**RECORD EXCERPTS**
☆ ☆ ☆ ☆ ☆

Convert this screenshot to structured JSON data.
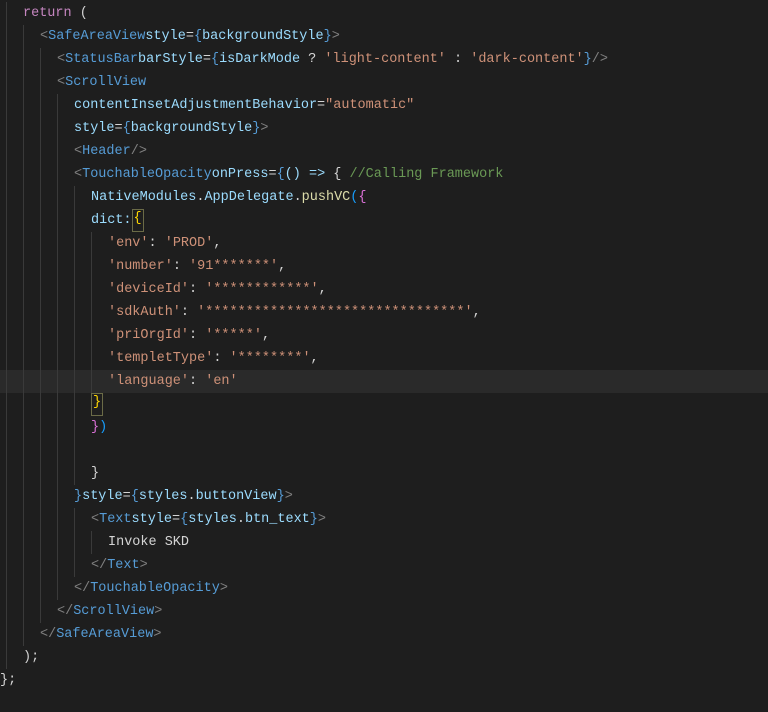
{
  "code": {
    "l1_return": "return",
    "l1_paren": " (",
    "l2_tag": "SafeAreaView",
    "l2_attr": "style",
    "l2_val": "backgroundStyle",
    "l3_tag": "StatusBar",
    "l3_attr": "barStyle",
    "l3_ident": "isDarkMode",
    "l3_q": " ? ",
    "l3_s1": "'light-content'",
    "l3_colon": " : ",
    "l3_s2": "'dark-content'",
    "l4_tag": "ScrollView",
    "l5_attr": "contentInsetAdjustmentBehavior",
    "l5_val": "\"automatic\"",
    "l6_attr": "style",
    "l6_val": "backgroundStyle",
    "l7_tag": "Header",
    "l8_tag": "TouchableOpacity",
    "l8_attr": "onPress",
    "l8_arrow": "() => ",
    "l8_cmt": "//Calling Framework",
    "l9_nm": "NativeModules",
    "l9_ad": "AppDelegate",
    "l9_fn": "pushVC",
    "l10_key": "dict:",
    "kv": [
      {
        "k": "'env'",
        "v": "'PROD'"
      },
      {
        "k": "'number'",
        "v": "'91*******'"
      },
      {
        "k": "'deviceId'",
        "v": "'************'"
      },
      {
        "k": "'sdkAuth'",
        "v": "'********************************'"
      },
      {
        "k": "'priOrgId'",
        "v": "'*****'"
      },
      {
        "k": "'templetType'",
        "v": "'********'"
      },
      {
        "k": "'language'",
        "v": "'en'"
      }
    ],
    "l22_style": "style",
    "l22_styles": "styles",
    "l22_btnview": "buttonView",
    "l23_tag": "Text",
    "l23_style": "style",
    "l23_styles": "styles",
    "l23_btntext": "btn_text",
    "l24_txt": "Invoke SKD",
    "l25_close_text": "Text",
    "l26_close_touch": "TouchableOpacity",
    "l27_close_scroll": "ScrollView",
    "l28_close_safe": "SafeAreaView"
  }
}
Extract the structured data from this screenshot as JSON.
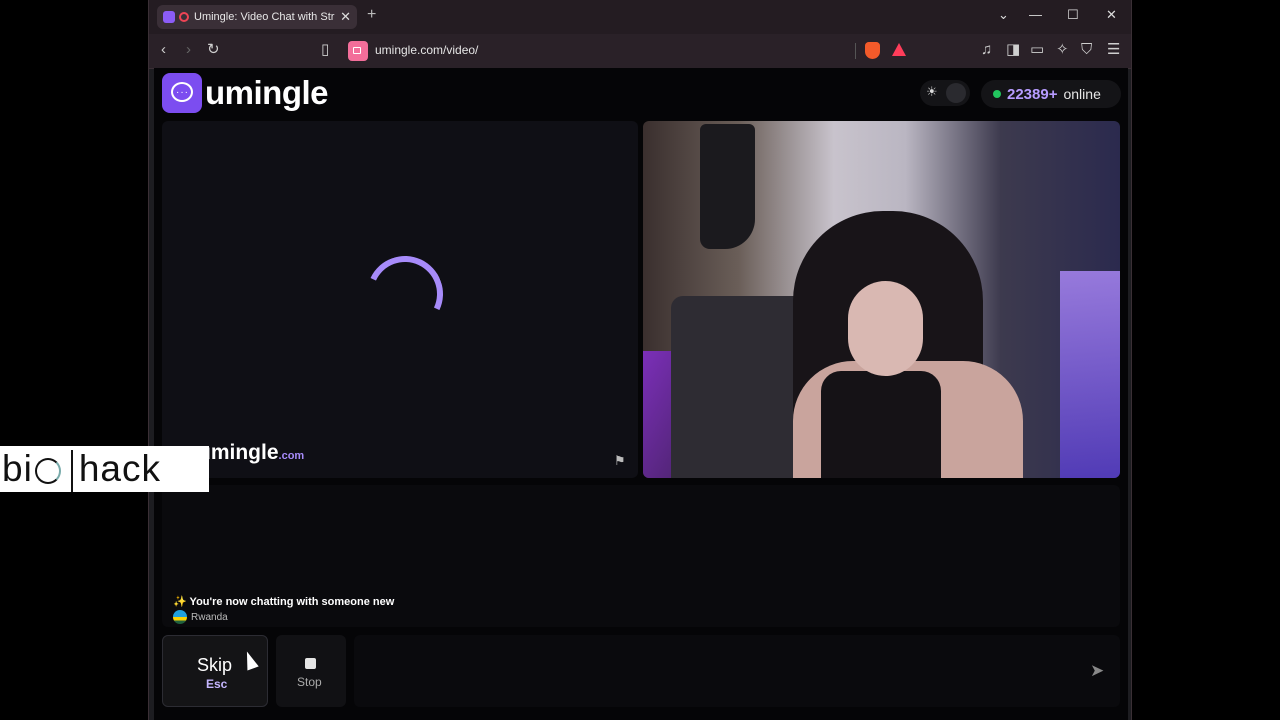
{
  "browser": {
    "tab_title": "Umingle: Video Chat with Str",
    "url": "umingle.com/video/"
  },
  "site": {
    "logo_text": "umingle",
    "online_count": "22389+",
    "online_label": "online"
  },
  "video": {
    "watermark": "umingle",
    "watermark_suffix": ".com"
  },
  "chat": {
    "system_message": "✨ You're now chatting with someone new",
    "country": "Rwanda"
  },
  "controls": {
    "skip_label": "Skip",
    "skip_key": "Esc",
    "stop_label": "Stop",
    "message_placeholder": ""
  },
  "overlay": {
    "left": "bi",
    "right": "hack"
  },
  "colors": {
    "accent": "#7c4df0",
    "online_dot": "#22c55e",
    "count": "#b79cff"
  }
}
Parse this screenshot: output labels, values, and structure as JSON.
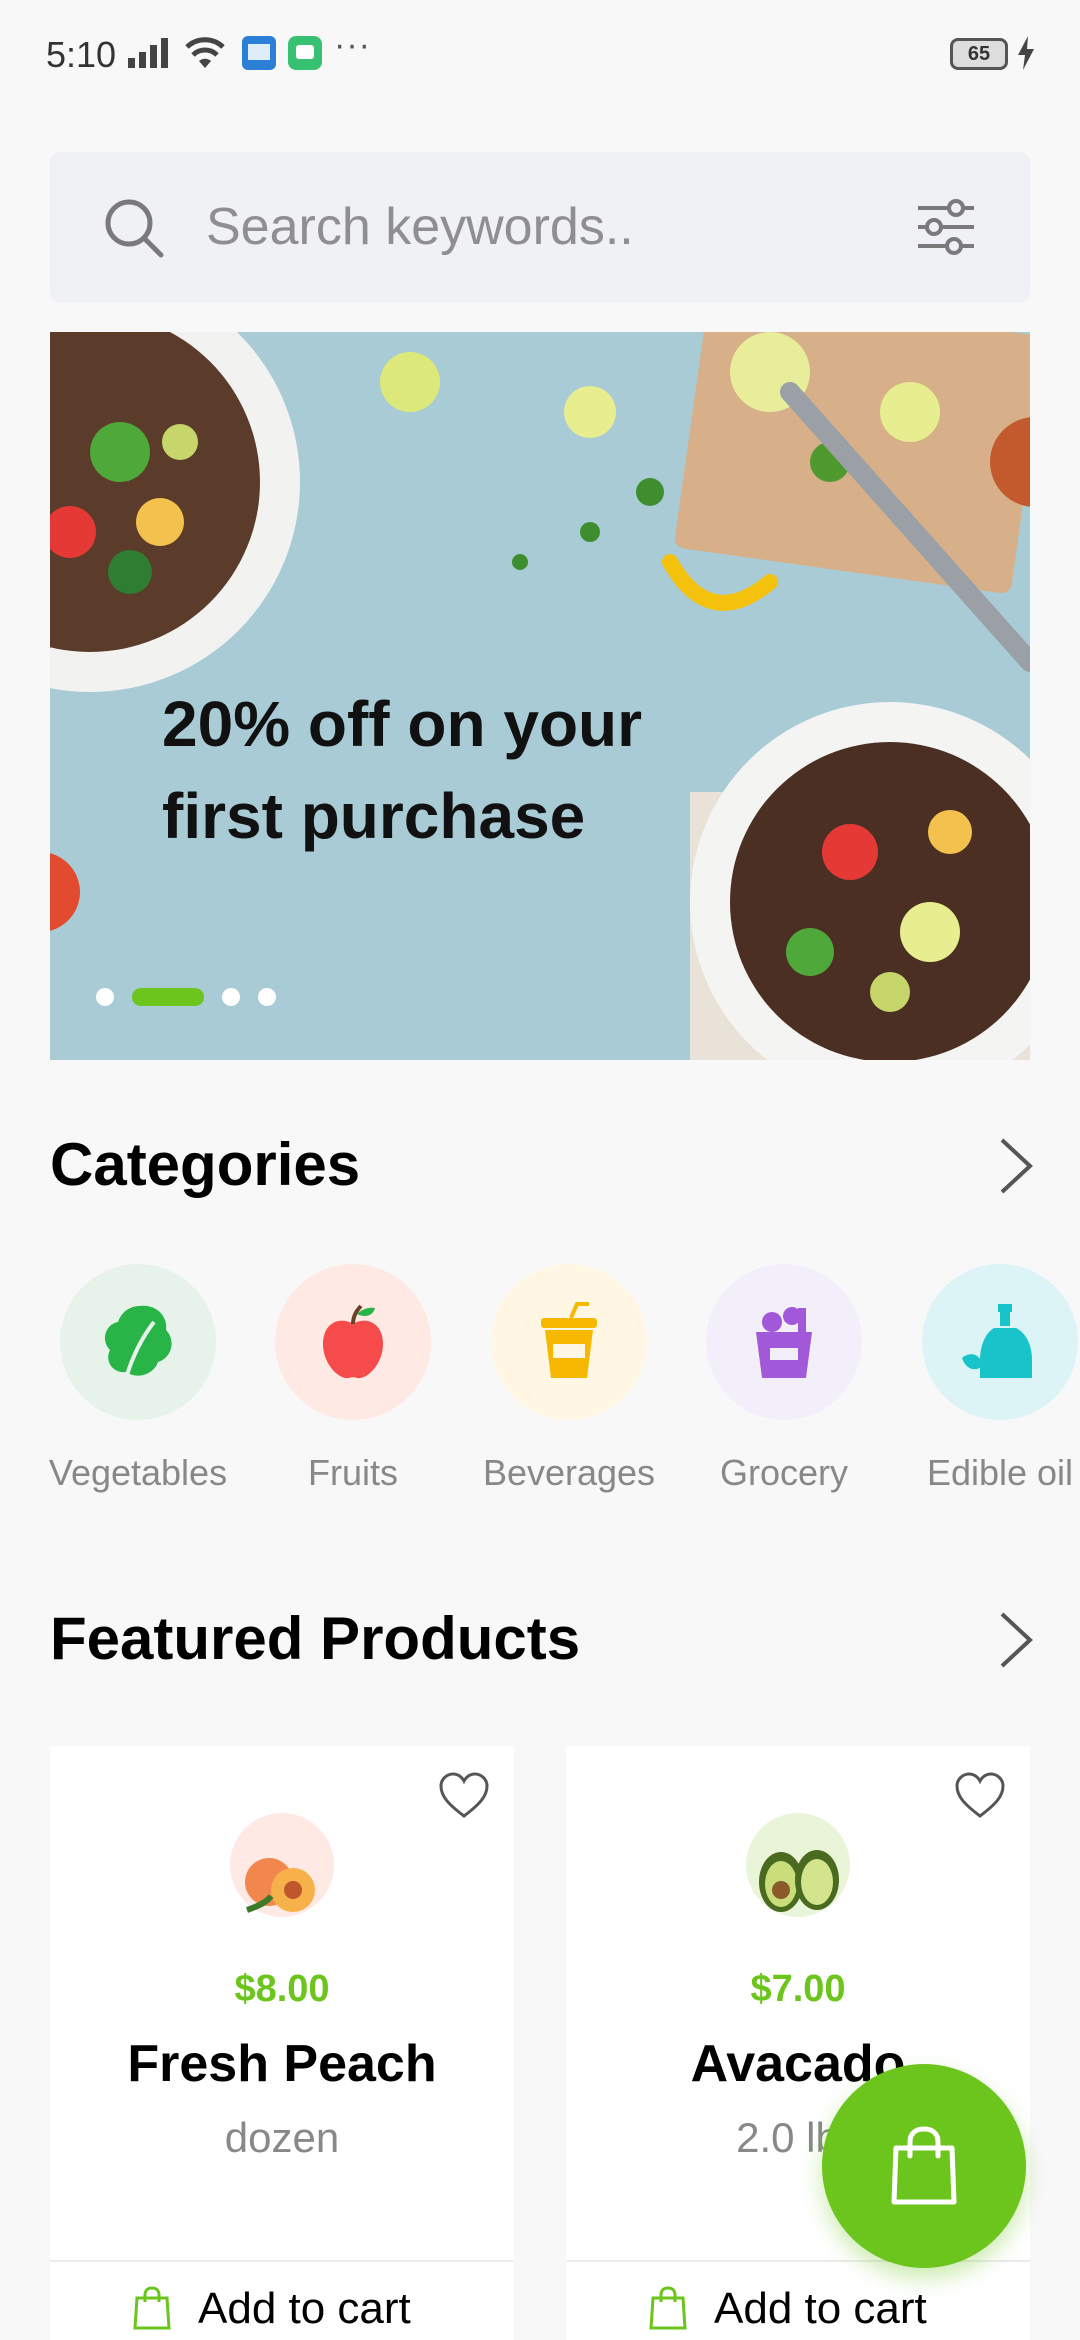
{
  "status_bar": {
    "time": "5:10",
    "battery": "65",
    "more": "···"
  },
  "search": {
    "placeholder": "Search keywords..",
    "icon": "search-icon",
    "filter_icon": "filter-icon"
  },
  "banner": {
    "text": "20% off on your first purchase",
    "slide_count": 4,
    "active_slide": 2
  },
  "categories": {
    "title": "Categories",
    "items": [
      {
        "label": "Vegetables",
        "icon": "vegetable-icon",
        "bg": "#E6F2EA",
        "color": "#28B446"
      },
      {
        "label": "Fruits",
        "icon": "apple-icon",
        "bg": "#FFE9E5",
        "color": "#F54B4B"
      },
      {
        "label": "Beverages",
        "icon": "beverage-icon",
        "bg": "#FFF6E3",
        "color": "#F7B801"
      },
      {
        "label": "Grocery",
        "icon": "grocery-icon",
        "bg": "#F3EFFA",
        "color": "#A259D9"
      },
      {
        "label": "Edible oil",
        "icon": "oil-bottle-icon",
        "bg": "#DCF4F5",
        "color": "#18C3C9"
      }
    ]
  },
  "featured": {
    "title": "Featured Products",
    "products": [
      {
        "price": "$8.00",
        "name": "Fresh Peach",
        "unit": "dozen",
        "add_label": "Add to cart",
        "img_bg": "#FFE9E5"
      },
      {
        "price": "$7.00",
        "name": "Avacado",
        "unit": "2.0 lbs",
        "add_label": "Add to cart",
        "img_bg": "#EAF4D9"
      }
    ]
  },
  "colors": {
    "accent": "#6CC51D",
    "muted_text": "#868889",
    "background": "#F8F8F9"
  },
  "fab": {
    "icon": "shopping-bag-icon"
  }
}
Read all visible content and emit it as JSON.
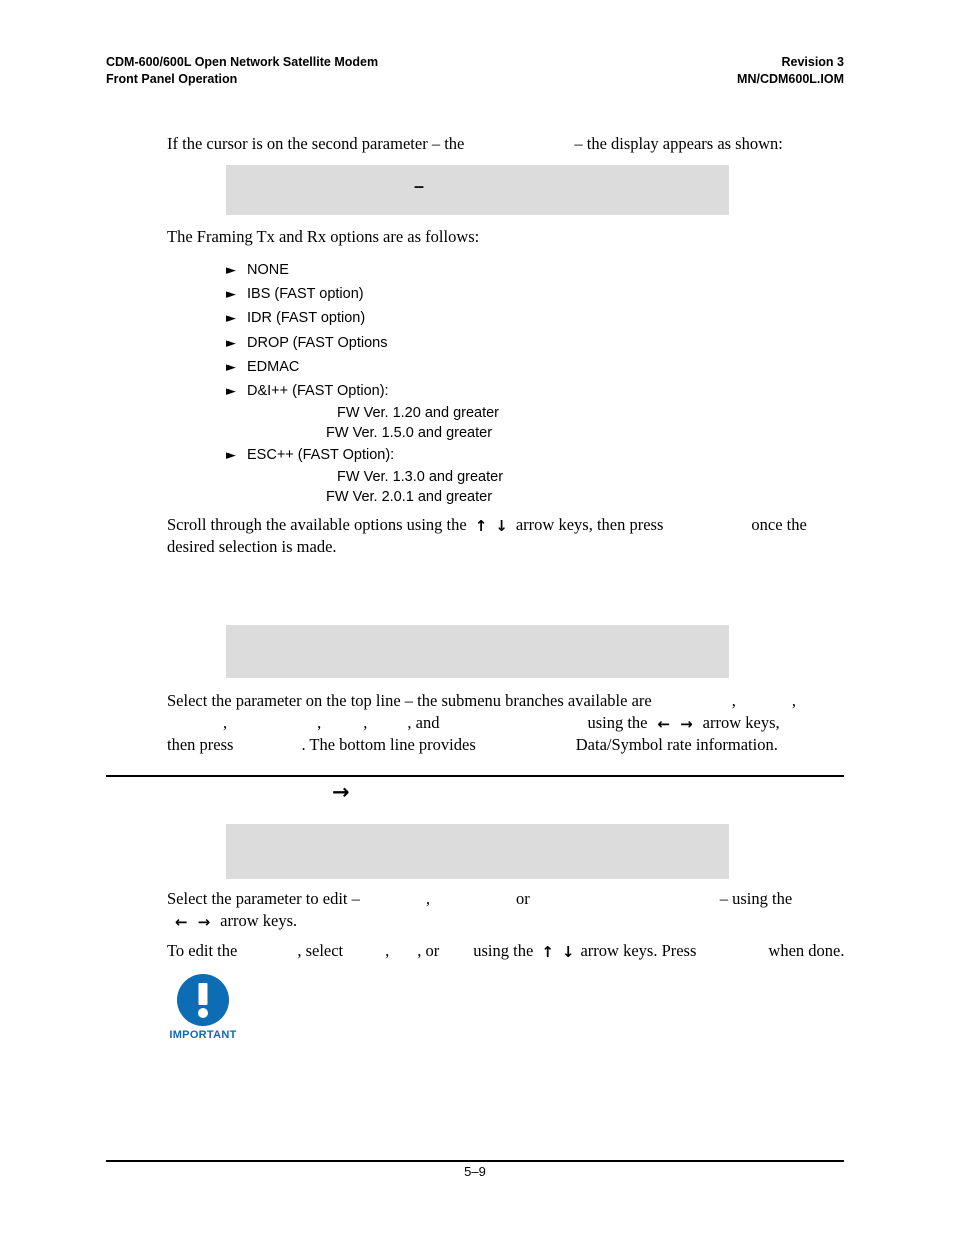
{
  "header": {
    "left_line1": "CDM-600/600L Open Network Satellite Modem",
    "left_line2": "Front Panel Operation",
    "right_line1": "Revision 3",
    "right_line2": "MN/CDM600L.IOM"
  },
  "intro": {
    "part1": "If the cursor is on the second parameter – the",
    "part2": "– the display appears as shown:"
  },
  "display_1": {
    "content": "–"
  },
  "framing_intro": "The Framing Tx and Rx options are as follows:",
  "bullet_marker": "►",
  "framing_options": [
    {
      "label": "NONE",
      "subs": []
    },
    {
      "label": "IBS (FAST option)",
      "subs": []
    },
    {
      "label": "IDR (FAST option)",
      "subs": []
    },
    {
      "label": "DROP (FAST Options",
      "subs": []
    },
    {
      "label": "EDMAC",
      "subs": []
    },
    {
      "label": "D&I++ (FAST Option):",
      "subs": [
        "FW Ver. 1.20 and greater",
        "FW Ver. 1.5.0 and greater"
      ]
    },
    {
      "label": "ESC++ (FAST Option):",
      "subs": [
        "FW Ver. 1.3.0 and greater",
        "FW Ver. 2.0.1 and greater"
      ]
    }
  ],
  "scroll_para": {
    "part1": "Scroll  through  the  available  options  using  the",
    "arrow_up": "↑",
    "arrow_down": "↓",
    "part2": "arrow  keys,  then  press",
    "part3": "once  the",
    "part4": "desired selection is made."
  },
  "display_2": {
    "content": ""
  },
  "select_top_para": {
    "part1": "Select  the  parameter  on  the  top  line  –  the  submenu  branches  available  are",
    "comma1": ",",
    "comma2": ",",
    "comma3": ",",
    "comma4": ",",
    "comma5": ",",
    "comma6": ",",
    "and_word": "and",
    "part2": "using  the",
    "arrow_left": "←",
    "arrow_right": "→",
    "part3": "arrow  keys,",
    "part4": "then press",
    "part5": ". The bottom line provides",
    "part6": "Data/Symbol rate information."
  },
  "section_arrow": "→",
  "display_3": {
    "content": ""
  },
  "select_edit_para": {
    "part1": "Select  the  parameter  to  edit  –",
    "comma1": ",",
    "or_word": "or",
    "part2": "–  using  the",
    "arrow_left": "←",
    "arrow_right": "→",
    "part3": "arrow keys."
  },
  "to_edit_para": {
    "part1": "To edit the",
    "part2": ", select",
    "comma1": ",",
    "comma2": ",",
    "or_word": "or",
    "part3": "using the",
    "arrow_up": "↑",
    "arrow_down": "↓",
    "part4": "arrow keys. Press",
    "part5": "when done."
  },
  "important": {
    "label": "IMPORTANT",
    "icon": "exclamation-icon",
    "color": "#0c6cb4"
  },
  "footer": {
    "page_number": "5–9"
  },
  "colors": {
    "display_background": "#dcdcdc",
    "rule": "#000000",
    "text": "#000000",
    "important_blue": "#0c6cb4"
  }
}
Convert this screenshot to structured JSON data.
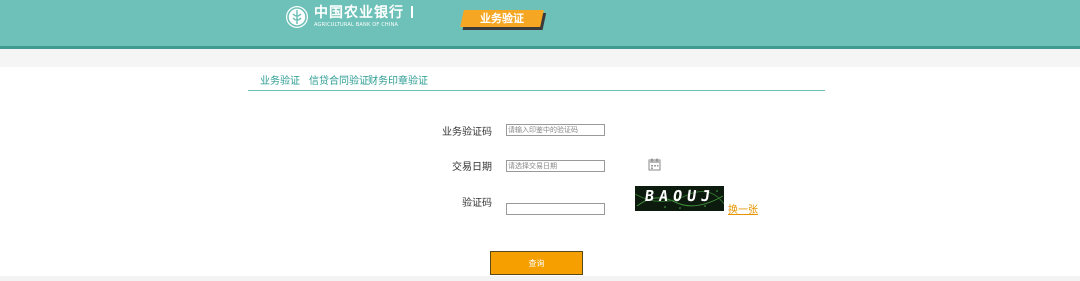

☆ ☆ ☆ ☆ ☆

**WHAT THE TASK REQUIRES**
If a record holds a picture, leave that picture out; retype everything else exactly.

**TASK ANSWER**
Convert this screenshot to structured JSON data.
{
  "code": {
    "l1_return": "return",
    "l1_paren": " (",
    "l2_tag": "SafeAreaView",
    "l2_attr": "style",
    "l2_val": "backgroundStyle",
    "l3_tag": "StatusBar",
    "l3_attr": "barStyle",
    "l3_ident": "isDarkMode",
    "l3_q": " ? ",
    "l3_s1": "'light-content'",
    "l3_colon": " : ",
    "l3_s2": "'dark-content'",
    "l4_tag": "ScrollView",
    "l5_attr": "contentInsetAdjustmentBehavior",
    "l5_val": "\"automatic\"",
    "l6_attr": "style",
    "l6_val": "backgroundStyle",
    "l7_tag": "Header",
    "l8_tag": "TouchableOpacity",
    "l8_attr": "onPress",
    "l8_arrow": "() => ",
    "l8_cmt": "//Calling Framework",
    "l9_nm": "NativeModules",
    "l9_ad": "AppDelegate",
    "l9_fn": "pushVC",
    "l10_key": "dict:",
    "kv": [
      {
        "k": "'env'",
        "v": "'PROD'"
      },
      {
        "k": "'number'",
        "v": "'91*******'"
      },
      {
        "k": "'deviceId'",
        "v": "'************'"
      },
      {
        "k": "'sdkAuth'",
        "v": "'********************************'"
      },
      {
        "k": "'priOrgId'",
        "v": "'*****'"
      },
      {
        "k": "'templetType'",
        "v": "'********'"
      },
      {
        "k": "'language'",
        "v": "'en'"
      }
    ],
    "l22_style": "style",
    "l22_styles": "styles",
    "l22_btnview": "buttonView",
    "l23_tag": "Text",
    "l23_style": "style",
    "l23_styles": "styles",
    "l23_btntext": "btn_text",
    "l24_txt": "Invoke SKD",
    "l25_close_text": "Text",
    "l26_close_touch": "TouchableOpacity",
    "l27_close_scroll": "ScrollView",
    "l28_close_safe": "SafeAreaView"
  }
}
Extract the structured data from this screenshot as JSON.
{
  "browser": {
    "tab_title": "Umingle: Video Chat with Str",
    "url": "umingle.com/video/"
  },
  "site": {
    "logo_text": "umingle",
    "online_count": "22389+",
    "online_label": "online"
  },
  "video": {
    "watermark": "umingle",
    "watermark_suffix": ".com"
  },
  "chat": {
    "system_message": "✨ You're now chatting with someone new",
    "country": "Rwanda"
  },
  "controls": {
    "skip_label": "Skip",
    "skip_key": "Esc",
    "stop_label": "Stop",
    "message_placeholder": ""
  },
  "overlay": {
    "left": "bi",
    "right": "hack"
  },
  "colors": {
    "accent": "#7c4df0",
    "online_dot": "#22c55e",
    "count": "#b79cff"
  }
}
Parse this screenshot: output labels, values, and structure as JSON.
{
  "status_bar": {
    "time": "5:10",
    "battery": "65",
    "more": "···"
  },
  "search": {
    "placeholder": "Search keywords..",
    "icon": "search-icon",
    "filter_icon": "filter-icon"
  },
  "banner": {
    "text": "20% off on your first purchase",
    "slide_count": 4,
    "active_slide": 2
  },
  "categories": {
    "title": "Categories",
    "items": [
      {
        "label": "Vegetables",
        "icon": "vegetable-icon",
        "bg": "#E6F2EA",
        "color": "#28B446"
      },
      {
        "label": "Fruits",
        "icon": "apple-icon",
        "bg": "#FFE9E5",
        "color": "#F54B4B"
      },
      {
        "label": "Beverages",
        "icon": "beverage-icon",
        "bg": "#FFF6E3",
        "color": "#F7B801"
      },
      {
        "label": "Grocery",
        "icon": "grocery-icon",
        "bg": "#F3EFFA",
        "color": "#A259D9"
      },
      {
        "label": "Edible oil",
        "icon": "oil-bottle-icon",
        "bg": "#DCF4F5",
        "color": "#18C3C9"
      }
    ]
  },
  "featured": {
    "title": "Featured Products",
    "products": [
      {
        "price": "$8.00",
        "name": "Fresh Peach",
        "unit": "dozen",
        "add_label": "Add to cart",
        "img_bg": "#FFE9E5"
      },
      {
        "price": "$7.00",
        "name": "Avacado",
        "unit": "2.0 lbs",
        "add_label": "Add to cart",
        "img_bg": "#EAF4D9"
      }
    ]
  },
  "colors": {
    "accent": "#6CC51D",
    "muted_text": "#868889",
    "background": "#F8F8F9"
  },
  "fab": {
    "icon": "shopping-bag-icon"
  }
}
Read all visible content and emit it as JSON.
{
  "header": {
    "left_line1": "CDM-600/600L Open Network Satellite Modem",
    "left_line2": "Front Panel Operation",
    "right_line1": "Revision 3",
    "right_line2": "MN/CDM600L.IOM"
  },
  "intro": {
    "part1": "If the cursor is on the second parameter – the",
    "part2": "– the display appears as shown:"
  },
  "display_1": {
    "content": "–"
  },
  "framing_intro": "The Framing Tx and Rx options are as follows:",
  "bullet_marker": "►",
  "framing_options": [
    {
      "label": "NONE",
      "subs": []
    },
    {
      "label": "IBS (FAST option)",
      "subs": []
    },
    {
      "label": "IDR (FAST option)",
      "subs": []
    },
    {
      "label": "DROP (FAST Options",
      "subs": []
    },
    {
      "label": "EDMAC",
      "subs": []
    },
    {
      "label": "D&I++ (FAST Option):",
      "subs": [
        "FW Ver. 1.20 and greater",
        "FW Ver. 1.5.0 and greater"
      ]
    },
    {
      "label": "ESC++ (FAST Option):",
      "subs": [
        "FW Ver. 1.3.0 and greater",
        "FW Ver. 2.0.1 and greater"
      ]
    }
  ],
  "scroll_para": {
    "part1": "Scroll  through  the  available  options  using  the",
    "arrow_up": "↑",
    "arrow_down": "↓",
    "part2": "arrow  keys,  then  press",
    "part3": "once  the",
    "part4": "desired selection is made."
  },
  "display_2": {
    "content": ""
  },
  "select_top_para": {
    "part1": "Select  the  parameter  on  the  top  line  –  the  submenu  branches  available  are",
    "comma1": ",",
    "comma2": ",",
    "comma3": ",",
    "comma4": ",",
    "comma5": ",",
    "comma6": ",",
    "and_word": "and",
    "part2": "using  the",
    "arrow_left": "←",
    "arrow_right": "→",
    "part3": "arrow  keys,",
    "part4": "then press",
    "part5": ". The bottom line provides",
    "part6": "Data/Symbol rate information."
  },
  "section_arrow": "→",
  "display_3": {
    "content": ""
  },
  "select_edit_para": {
    "part1": "Select  the  parameter  to  edit  –",
    "comma1": ",",
    "or_word": "or",
    "part2": "–  using  the",
    "arrow_left": "←",
    "arrow_right": "→",
    "part3": "arrow keys."
  },
  "to_edit_para": {
    "part1": "To edit the",
    "part2": ", select",
    "comma1": ",",
    "comma2": ",",
    "or_word": "or",
    "part3": "using the",
    "arrow_up": "↑",
    "arrow_down": "↓",
    "part4": "arrow keys. Press",
    "part5": "when done."
  },
  "important": {
    "label": "IMPORTANT",
    "icon": "exclamation-icon",
    "color": "#0c6cb4"
  },
  "footer": {
    "page_number": "5–9"
  },
  "colors": {
    "display_background": "#dcdcdc",
    "rule": "#000000",
    "text": "#000000",
    "important_blue": "#0c6cb4"
  }
}
Convert this screenshot to structured JSON data.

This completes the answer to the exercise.